▸ Raw data
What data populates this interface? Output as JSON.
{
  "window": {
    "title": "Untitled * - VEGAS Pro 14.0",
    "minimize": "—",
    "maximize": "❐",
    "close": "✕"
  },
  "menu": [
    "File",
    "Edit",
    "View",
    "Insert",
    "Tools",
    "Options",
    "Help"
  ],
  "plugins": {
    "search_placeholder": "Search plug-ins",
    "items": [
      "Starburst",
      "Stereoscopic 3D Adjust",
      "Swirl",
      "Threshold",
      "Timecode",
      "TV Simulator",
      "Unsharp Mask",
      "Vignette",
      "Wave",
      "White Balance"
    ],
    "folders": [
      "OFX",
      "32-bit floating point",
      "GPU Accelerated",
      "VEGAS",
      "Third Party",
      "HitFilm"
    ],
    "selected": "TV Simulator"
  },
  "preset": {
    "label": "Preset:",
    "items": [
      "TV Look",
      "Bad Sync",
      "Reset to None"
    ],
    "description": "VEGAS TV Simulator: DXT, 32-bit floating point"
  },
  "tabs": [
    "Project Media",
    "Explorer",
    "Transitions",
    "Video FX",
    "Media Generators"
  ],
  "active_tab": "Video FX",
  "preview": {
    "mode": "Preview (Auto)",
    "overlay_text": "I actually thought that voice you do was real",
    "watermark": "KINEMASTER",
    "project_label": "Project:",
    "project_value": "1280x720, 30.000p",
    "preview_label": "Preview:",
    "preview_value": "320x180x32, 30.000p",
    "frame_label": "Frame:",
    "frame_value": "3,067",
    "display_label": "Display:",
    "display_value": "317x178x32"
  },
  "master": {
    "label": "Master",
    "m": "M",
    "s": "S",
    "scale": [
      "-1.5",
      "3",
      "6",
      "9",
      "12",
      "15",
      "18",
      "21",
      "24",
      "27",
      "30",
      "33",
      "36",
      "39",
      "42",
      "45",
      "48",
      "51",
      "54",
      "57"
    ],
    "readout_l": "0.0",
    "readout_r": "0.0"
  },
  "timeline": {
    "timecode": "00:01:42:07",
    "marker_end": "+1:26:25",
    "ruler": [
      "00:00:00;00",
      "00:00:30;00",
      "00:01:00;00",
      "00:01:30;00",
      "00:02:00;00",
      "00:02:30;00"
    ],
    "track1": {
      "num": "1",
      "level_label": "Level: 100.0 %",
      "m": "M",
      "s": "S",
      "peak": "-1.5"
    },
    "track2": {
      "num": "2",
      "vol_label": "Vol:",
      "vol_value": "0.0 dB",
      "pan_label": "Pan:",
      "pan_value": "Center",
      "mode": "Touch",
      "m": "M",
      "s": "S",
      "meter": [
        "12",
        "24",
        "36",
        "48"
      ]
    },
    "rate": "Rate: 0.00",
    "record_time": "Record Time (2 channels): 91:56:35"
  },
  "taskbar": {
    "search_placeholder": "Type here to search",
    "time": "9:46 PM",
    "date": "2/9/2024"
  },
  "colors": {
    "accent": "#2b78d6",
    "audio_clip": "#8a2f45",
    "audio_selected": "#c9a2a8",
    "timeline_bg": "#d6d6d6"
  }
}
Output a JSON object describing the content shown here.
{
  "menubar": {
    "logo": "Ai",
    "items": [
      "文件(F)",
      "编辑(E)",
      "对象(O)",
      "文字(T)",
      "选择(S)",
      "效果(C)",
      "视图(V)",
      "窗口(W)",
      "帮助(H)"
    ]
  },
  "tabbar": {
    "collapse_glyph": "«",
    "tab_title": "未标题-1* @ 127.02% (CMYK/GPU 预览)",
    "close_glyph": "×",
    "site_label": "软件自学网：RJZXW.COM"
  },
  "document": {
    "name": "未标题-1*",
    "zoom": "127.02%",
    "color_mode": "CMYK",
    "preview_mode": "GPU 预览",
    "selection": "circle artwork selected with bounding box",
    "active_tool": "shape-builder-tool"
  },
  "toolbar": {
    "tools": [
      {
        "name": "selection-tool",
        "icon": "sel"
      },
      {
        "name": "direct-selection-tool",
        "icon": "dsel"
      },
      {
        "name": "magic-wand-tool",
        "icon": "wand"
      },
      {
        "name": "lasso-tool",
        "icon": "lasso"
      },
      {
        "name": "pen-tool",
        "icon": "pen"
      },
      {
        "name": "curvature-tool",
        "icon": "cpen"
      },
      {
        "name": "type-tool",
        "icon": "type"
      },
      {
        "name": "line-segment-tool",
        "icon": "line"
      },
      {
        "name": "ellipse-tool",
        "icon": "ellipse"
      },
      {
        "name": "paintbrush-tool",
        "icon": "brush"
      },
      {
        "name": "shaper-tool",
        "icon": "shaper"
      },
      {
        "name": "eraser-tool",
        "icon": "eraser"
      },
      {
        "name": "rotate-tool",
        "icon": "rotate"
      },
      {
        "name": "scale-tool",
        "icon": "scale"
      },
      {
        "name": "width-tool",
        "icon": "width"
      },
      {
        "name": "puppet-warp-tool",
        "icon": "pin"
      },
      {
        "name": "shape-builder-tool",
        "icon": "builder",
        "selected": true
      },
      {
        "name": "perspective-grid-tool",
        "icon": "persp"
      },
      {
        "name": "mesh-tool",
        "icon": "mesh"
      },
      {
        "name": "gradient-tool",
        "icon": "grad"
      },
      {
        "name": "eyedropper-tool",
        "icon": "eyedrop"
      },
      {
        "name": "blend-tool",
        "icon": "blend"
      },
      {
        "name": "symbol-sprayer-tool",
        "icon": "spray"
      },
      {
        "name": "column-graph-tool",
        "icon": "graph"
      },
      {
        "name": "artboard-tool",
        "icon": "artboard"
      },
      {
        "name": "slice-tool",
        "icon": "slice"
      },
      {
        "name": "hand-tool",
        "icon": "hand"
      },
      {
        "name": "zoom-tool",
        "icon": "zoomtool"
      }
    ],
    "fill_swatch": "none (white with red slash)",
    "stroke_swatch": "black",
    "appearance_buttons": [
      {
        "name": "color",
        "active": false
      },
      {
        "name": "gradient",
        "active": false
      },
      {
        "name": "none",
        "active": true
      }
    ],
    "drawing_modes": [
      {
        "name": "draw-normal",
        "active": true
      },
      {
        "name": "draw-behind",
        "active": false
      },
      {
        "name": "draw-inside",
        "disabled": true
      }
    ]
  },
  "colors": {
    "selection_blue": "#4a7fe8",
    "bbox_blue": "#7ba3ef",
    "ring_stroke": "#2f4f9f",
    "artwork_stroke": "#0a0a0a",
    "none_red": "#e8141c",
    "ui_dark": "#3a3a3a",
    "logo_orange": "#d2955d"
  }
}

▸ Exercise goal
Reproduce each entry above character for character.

▸ Exercise answer
What data populates this interface? Output as JSON.
{
  "window": {
    "title": "Untitled * - VEGAS Pro 14.0",
    "minimize": "—",
    "maximize": "❐",
    "close": "✕"
  },
  "menu": [
    "File",
    "Edit",
    "View",
    "Insert",
    "Tools",
    "Options",
    "Help"
  ],
  "plugins": {
    "search_placeholder": "Search plug-ins",
    "items": [
      "Starburst",
      "Stereoscopic 3D Adjust",
      "Swirl",
      "Threshold",
      "Timecode",
      "TV Simulator",
      "Unsharp Mask",
      "Vignette",
      "Wave",
      "White Balance"
    ],
    "folders": [
      "OFX",
      "32-bit floating point",
      "GPU Accelerated",
      "VEGAS",
      "Third Party",
      "HitFilm"
    ],
    "selected": "TV Simulator"
  },
  "preset": {
    "label": "Preset:",
    "items": [
      "TV Look",
      "Bad Sync",
      "Reset to None"
    ],
    "description": "VEGAS TV Simulator: DXT, 32-bit floating point"
  },
  "tabs": [
    "Project Media",
    "Explorer",
    "Transitions",
    "Video FX",
    "Media Generators"
  ],
  "active_tab": "Video FX",
  "preview": {
    "mode": "Preview (Auto)",
    "overlay_text": "I actually thought that voice you do was real",
    "watermark": "KINEMASTER",
    "project_label": "Project:",
    "project_value": "1280x720, 30.000p",
    "preview_label": "Preview:",
    "preview_value": "320x180x32, 30.000p",
    "frame_label": "Frame:",
    "frame_value": "3,067",
    "display_label": "Display:",
    "display_value": "317x178x32"
  },
  "master": {
    "label": "Master",
    "m": "M",
    "s": "S",
    "scale": [
      "-1.5",
      "3",
      "6",
      "9",
      "12",
      "15",
      "18",
      "21",
      "24",
      "27",
      "30",
      "33",
      "36",
      "39",
      "42",
      "45",
      "48",
      "51",
      "54",
      "57"
    ],
    "readout_l": "0.0",
    "readout_r": "0.0"
  },
  "timeline": {
    "timecode": "00:01:42:07",
    "marker_end": "+1:26:25",
    "ruler": [
      "00:00:00;00",
      "00:00:30;00",
      "00:01:00;00",
      "00:01:30;00",
      "00:02:00;00",
      "00:02:30;00"
    ],
    "track1": {
      "num": "1",
      "level_label": "Level: 100.0 %",
      "m": "M",
      "s": "S",
      "peak": "-1.5"
    },
    "track2": {
      "num": "2",
      "vol_label": "Vol:",
      "vol_value": "0.0 dB",
      "pan_label": "Pan:",
      "pan_value": "Center",
      "mode": "Touch",
      "m": "M",
      "s": "S",
      "meter": [
        "12",
        "24",
        "36",
        "48"
      ]
    },
    "rate": "Rate: 0.00",
    "record_time": "Record Time (2 channels): 91:56:35"
  },
  "taskbar": {
    "search_placeholder": "Type here to search",
    "time": "9:46 PM",
    "date": "2/9/2024"
  },
  "colors": {
    "accent": "#2b78d6",
    "audio_clip": "#8a2f45",
    "audio_selected": "#c9a2a8",
    "timeline_bg": "#d6d6d6"
  }
}
Output a JSON object describing the content shown here.
{
  "menubar": {
    "logo": "Ai",
    "items": [
      "文件(F)",
      "编辑(E)",
      "对象(O)",
      "文字(T)",
      "选择(S)",
      "效果(C)",
      "视图(V)",
      "窗口(W)",
      "帮助(H)"
    ]
  },
  "tabbar": {
    "collapse_glyph": "«",
    "tab_title": "未标题-1* @ 127.02% (CMYK/GPU 预览)",
    "close_glyph": "×",
    "site_label": "软件自学网：RJZXW.COM"
  },
  "document": {
    "name": "未标题-1*",
    "zoom": "127.02%",
    "color_mode": "CMYK",
    "preview_mode": "GPU 预览",
    "selection": "circle artwork selected with bounding box",
    "active_tool": "shape-builder-tool"
  },
  "toolbar": {
    "tools": [
      {
        "name": "selection-tool",
        "icon": "sel"
      },
      {
        "name": "direct-selection-tool",
        "icon": "dsel"
      },
      {
        "name": "magic-wand-tool",
        "icon": "wand"
      },
      {
        "name": "lasso-tool",
        "icon": "lasso"
      },
      {
        "name": "pen-tool",
        "icon": "pen"
      },
      {
        "name": "curvature-tool",
        "icon": "cpen"
      },
      {
        "name": "type-tool",
        "icon": "type"
      },
      {
        "name": "line-segment-tool",
        "icon": "line"
      },
      {
        "name": "ellipse-tool",
        "icon": "ellipse"
      },
      {
        "name": "paintbrush-tool",
        "icon": "brush"
      },
      {
        "name": "shaper-tool",
        "icon": "shaper"
      },
      {
        "name": "eraser-tool",
        "icon": "eraser"
      },
      {
        "name": "rotate-tool",
        "icon": "rotate"
      },
      {
        "name": "scale-tool",
        "icon": "scale"
      },
      {
        "name": "width-tool",
        "icon": "width"
      },
      {
        "name": "puppet-warp-tool",
        "icon": "pin"
      },
      {
        "name": "shape-builder-tool",
        "icon": "builder",
        "selected": true
      },
      {
        "name": "perspective-grid-tool",
        "icon": "persp"
      },
      {
        "name": "mesh-tool",
        "icon": "mesh"
      },
      {
        "name": "gradient-tool",
        "icon": "grad"
      },
      {
        "name": "eyedropper-tool",
        "icon": "eyedrop"
      },
      {
        "name": "blend-tool",
        "icon": "blend"
      },
      {
        "name": "symbol-sprayer-tool",
        "icon": "spray"
      },
      {
        "name": "column-graph-tool",
        "icon": "graph"
      },
      {
        "name": "artboard-tool",
        "icon": "artboard"
      },
      {
        "name": "slice-tool",
        "icon": "slice"
      },
      {
        "name": "hand-tool",
        "icon": "hand"
      },
      {
        "name": "zoom-tool",
        "icon": "zoomtool"
      }
    ],
    "fill_swatch": "none (white with red slash)",
    "stroke_swatch": "black",
    "appearance_buttons": [
      {
        "name": "color",
        "active": false
      },
      {
        "name": "gradient",
        "active": false
      },
      {
        "name": "none",
        "active": true
      }
    ],
    "drawing_modes": [
      {
        "name": "draw-normal",
        "active": true
      },
      {
        "name": "draw-behind",
        "active": false
      },
      {
        "name": "draw-inside",
        "disabled": true
      }
    ]
  },
  "colors": {
    "selection_blue": "#4a7fe8",
    "bbox_blue": "#7ba3ef",
    "ring_stroke": "#2f4f9f",
    "artwork_stroke": "#0a0a0a",
    "none_red": "#e8141c",
    "ui_dark": "#3a3a3a",
    "logo_orange": "#d2955d"
  }
}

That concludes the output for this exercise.